For example, the forms of the row from Requiem Canticles are as follows:

 P0: 0 2 t e 1 8 6 7 9 4 3 5
 R0: 5 3 4 9 7 6 8 1 e t 2 0
 I0: 0 t 2 1 e 4 6 5 3 8 9 7
RI0: 7 9 8 3 5 6 4 e 1 2 t 0
IR0: 5 7 6 1 3 4 2 9 e 0 8 t

Note that IR is a transposition of RI, the pitch class between the last pitches of P and I above RI.

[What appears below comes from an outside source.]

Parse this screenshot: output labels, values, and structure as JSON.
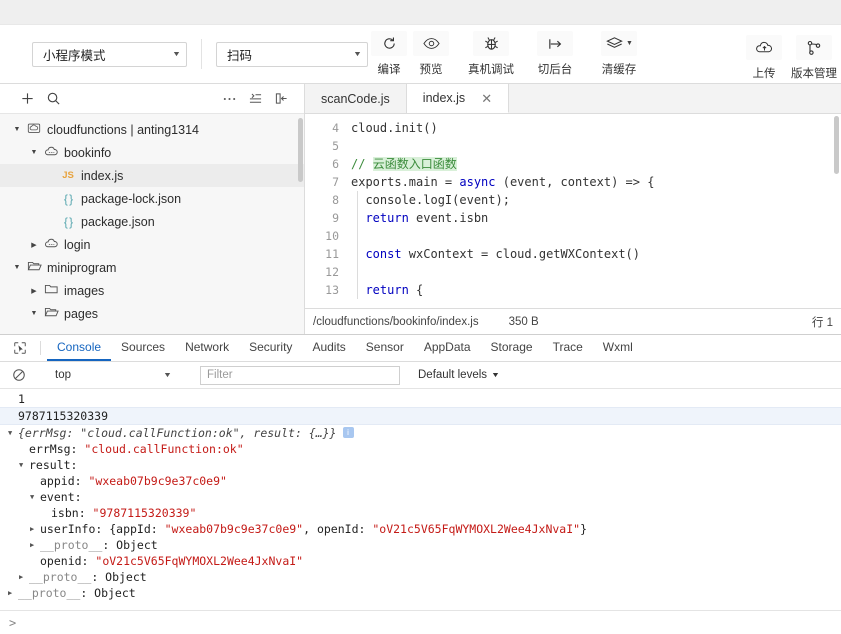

Other compositions that include retrograde inversions in its rows include works by Tadeusz Baird and Karel Goeyvaerts. One work in particular by the latter composer, Nummer 2, employs retrograde of the recurring twelve-tone row B–F–F–E–G–A–E–D–A–B–D–C in the piano part.[6] It is performed in both styles,[clarification needed] particularly in the outer sections of the piece. The final movement of Paul Hindemith's Ludus Tonalis, the Postludium, is an exact retrograde inversion of the work's opening Praeludium.


  1. ^ Bruce Benward and Marilyn Nadine Saker, Music: In Theory and Practice, seventh edition ([full citation needed], 2003): Vol. I, p.310. ISBN 978-0-07-294262-0.
  2. ^ Steven G. Laitz, The Complete Musician: An Integrated Approach to Tonal Theory, Analysis, and Listening, third edition (Oxford and New York: Oxford University Press, 2012): p. 780.
  3. ^ Benward & Saker (2003): p. 359.
  4. ^ Arnold Whittall, The Cambridge Introduction to Serialism. Cambridge Introductions to Music (Cambridge and New York: Cambridge University Press, 2008): p. 139. ISBN 978-0-521-68200-8 (pbk).
  5. ^ Paul Schuyler Phillips, "The Enigma of 'Variations': A Study of Stravinsky's Final Work for Orchestra", Music Analysis 3, no. 1 (March 1984): 69–89. Citation on p. 70, and p. 88, n. 6.
  6. ^ Herman Sabbe, Het muzikale serialisme als techniek en als denkmethode: Een onderzoek naar de logische en historische samenhang van de onderscheiden toepassingen van het seriërend beginsel in de muziek van de periode 1950–1975 (Ghent: Rijksuniversiteit te Gent, 1977): 55.